Politics and Religious Integration in the Mediterranean



Hafedh Chekir, MA
Hafedh is an international expert on youth demographics. A graduate of Tunis University and the Paris VI Institute of Political Studies, he was for many years the Arab World regional director in Jerusalem for the United Nations Population Fund. In this capacity, he acted as a consultant on population policies, demographic analyses and population projections, population surveys, and youth policies related to immigration.

Sleh Fredj, PhD
Sleh studied anthropology and sociology at universities in Tunis, Paris, and Michigan. He is a senior lecturer in the Department of Sociology at Tunis Faculty of Human and Social Sciences. His fields of study are youth demographics, youth culture, and youth immigration, both documented and undocumented.

Asma Nouira, PhD
Asma has a PhD in political science. She specialized in law and Islamic studies, with emphasis on the state and Islam. She is an assistant professor of law and political science at the Faculty of Law, Economics, and Management at Jendouba University. She is a member of Unité de Recherche “État, Société et Culture” and “Groupe de Recherche Islamo-Chrétien” and author of Le Mufti de la République, la fonction et l’institution (2000) and Responses to Wahhabism in the 19th Century (2008).

Hamadi Redissi
Hamadi Redissi is a professor of public law and political science at the University of Tunis. He was a visiting scholar at Yale University in 2008 and at Fordham University in 1999. He has been a Fulbright scholarship recipient and has lectured at American universities (Yale, Fordham University, Colorado College, Loyola University, and the American Academy of Arts and Science in Boston). He is the author of L’exception Islamique, 2004; Les Politiques en Islam: Le Prophète, le Roi et le Savant, 1998; and Religion and Politics: Islam and Muslim Civilization (with Jan-Erik Lane), 2004. He recently published a book on the history of Wahhabism and in 2008 co-edited a collection of manuscripts refuting Wahhabism in nineteenth-century Beirut.

Livia Tranchina, BA
Livia has a bachelor’s degree in Latin and Italian Literature from the University of Palermo and taught high school Italian and Latin.
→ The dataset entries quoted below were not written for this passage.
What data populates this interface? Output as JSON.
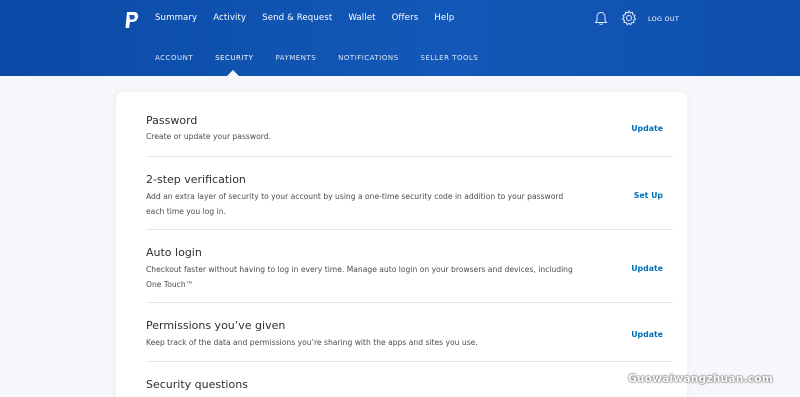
{
  "header": {
    "nav": [
      "Summary",
      "Activity",
      "Send & Request",
      "Wallet",
      "Offers",
      "Help"
    ],
    "logout_label": "LOG OUT",
    "brand_color": "#0b4aa6"
  },
  "subnav": {
    "items": [
      "ACCOUNT",
      "SECURITY",
      "PAYMENTS",
      "NOTIFICATIONS",
      "SELLER TOOLS"
    ],
    "active": "SECURITY"
  },
  "security": {
    "rows": [
      {
        "title": "Password",
        "desc": "Create or update your password.",
        "action": "Update"
      },
      {
        "title": "2-step verification",
        "desc": "Add an extra layer of security to your account by using a one-time security code in addition to your password each time you log in.",
        "action": "Set Up"
      },
      {
        "title": "Auto login",
        "desc": "Checkout faster without having to log in every time. Manage auto login on your browsers and devices, including One Touch™",
        "action": "Update"
      },
      {
        "title": "Permissions you’ve given",
        "desc": "Keep track of the data and permissions you’re sharing with the apps and sites you use.",
        "action": "Update"
      },
      {
        "title": "Security questions",
        "desc": "",
        "action": ""
      }
    ]
  },
  "watermark": "Guowaiwangzhuan.com",
  "colors": {
    "link": "#0070ba",
    "divider": "#e4e6e8"
  }
}
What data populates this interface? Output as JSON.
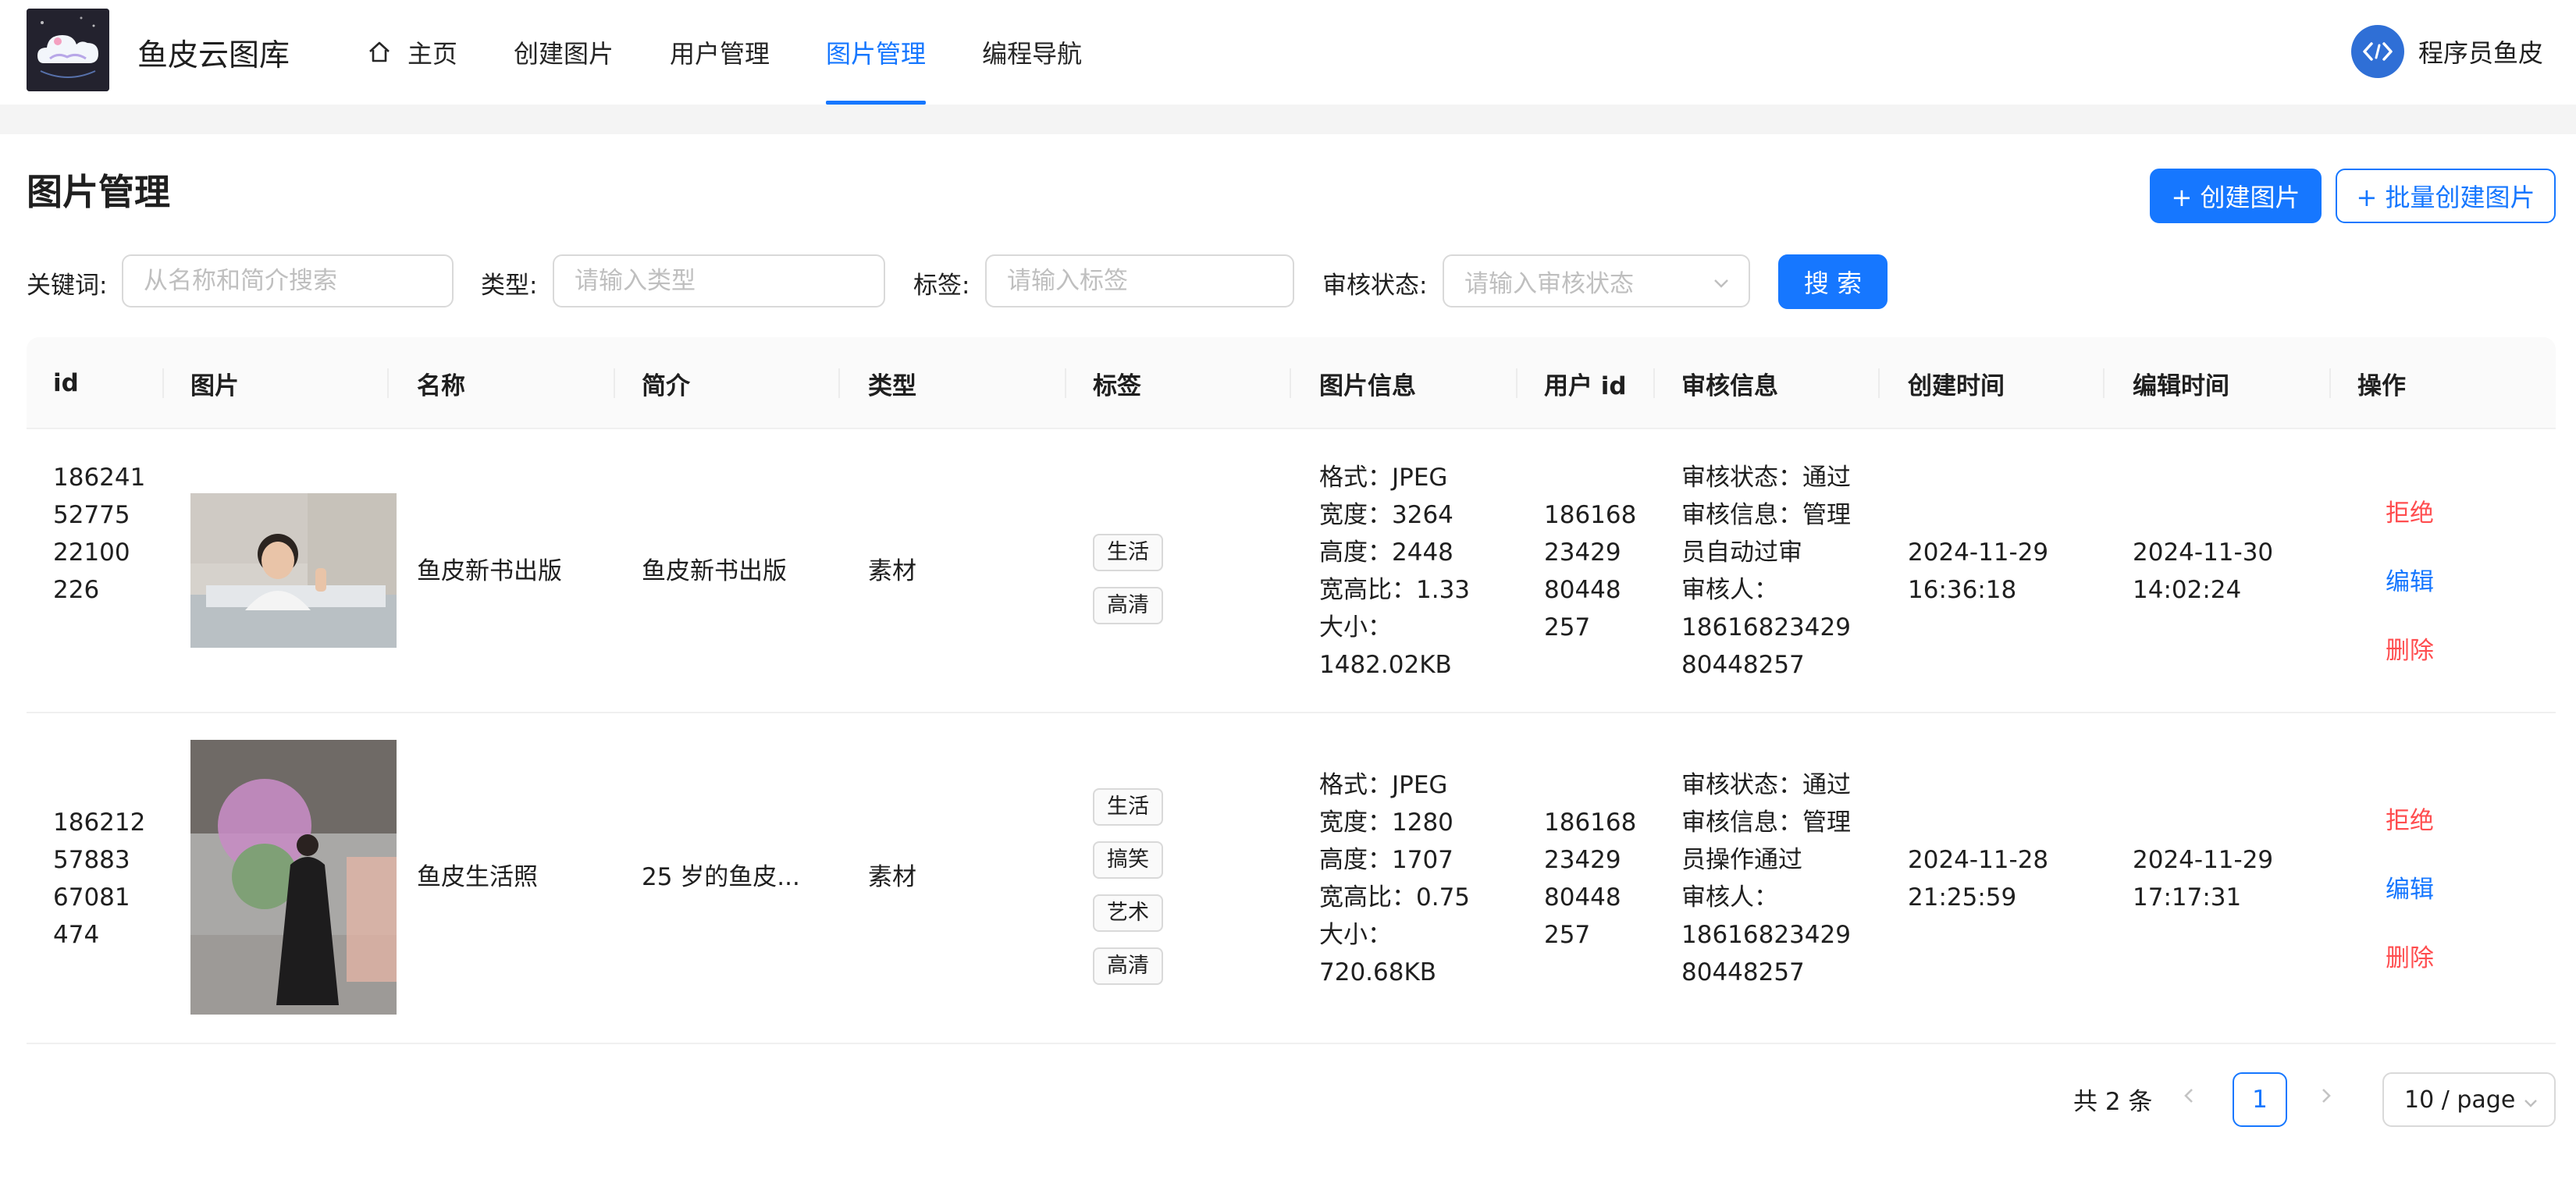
{
  "header": {
    "site_name": "鱼皮云图库",
    "nav": [
      {
        "label": "主页",
        "icon": "home-icon"
      },
      {
        "label": "创建图片"
      },
      {
        "label": "用户管理"
      },
      {
        "label": "图片管理",
        "active": true
      },
      {
        "label": "编程导航"
      }
    ],
    "user_name": "程序员鱼皮"
  },
  "page": {
    "title": "图片管理",
    "create_button": "+ 创建图片",
    "batch_create_button": "+ 批量创建图片"
  },
  "filters": {
    "keyword_label": "关键词",
    "keyword_placeholder": "从名称和简介搜索",
    "type_label": "类型",
    "type_placeholder": "请输入类型",
    "tag_label": "标签",
    "tag_placeholder": "请输入标签",
    "review_label": "审核状态",
    "review_placeholder": "请输入审核状态",
    "search_button": "搜 索"
  },
  "table": {
    "columns": [
      "id",
      "图片",
      "名称",
      "简介",
      "类型",
      "标签",
      "图片信息",
      "用户 id",
      "审核信息",
      "创建时间",
      "编辑时间",
      "操作"
    ],
    "rows": [
      {
        "id": [
          "186241",
          "52775",
          "22100",
          "226"
        ],
        "name": "鱼皮新书出版",
        "intro": "鱼皮新书出版",
        "type": "素材",
        "tags": [
          "生活",
          "高清"
        ],
        "info": [
          "格式：JPEG",
          "宽度：3264",
          "高度：2448",
          "宽高比：1.33",
          "大小：",
          "1482.02KB"
        ],
        "user_id": [
          "186168",
          "23429",
          "80448",
          "257"
        ],
        "review": [
          "审核状态：通过",
          "审核信息：管理",
          "员自动过审",
          "审核人：",
          "18616823429",
          "80448257"
        ],
        "created": [
          "2024-11-29",
          "16:36:18"
        ],
        "edited": [
          "2024-11-30",
          "14:02:24"
        ],
        "actions": [
          "拒绝",
          "编辑",
          "删除"
        ]
      },
      {
        "id": [
          "186212",
          "57883",
          "67081",
          "474"
        ],
        "name": "鱼皮生活照",
        "intro": "25 岁的鱼皮...",
        "type": "素材",
        "tags": [
          "生活",
          "搞笑",
          "艺术",
          "高清"
        ],
        "info": [
          "格式：JPEG",
          "宽度：1280",
          "高度：1707",
          "宽高比：0.75",
          "大小：",
          "720.68KB"
        ],
        "user_id": [
          "186168",
          "23429",
          "80448",
          "257"
        ],
        "review": [
          "审核状态：通过",
          "审核信息：管理",
          "员操作通过",
          "审核人：",
          "18616823429",
          "80448257"
        ],
        "created": [
          "2024-11-28",
          "21:25:59"
        ],
        "edited": [
          "2024-11-29",
          "17:17:31"
        ],
        "actions": [
          "拒绝",
          "编辑",
          "删除"
        ]
      }
    ]
  },
  "pagination": {
    "total_text": "共 2 条",
    "current_page": "1",
    "page_size": "10 / page"
  },
  "colors": {
    "accent": "#1677ff",
    "danger": "#ff4d4f"
  }
}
After she retired, she began working with the NGO Centro Astalli, where she has been coordinating and organizing volunteers since 2002. Livia is also an intercultural mediator who leads school project to promote intercultural and interreligious dialogue and refugees’ social inclusion.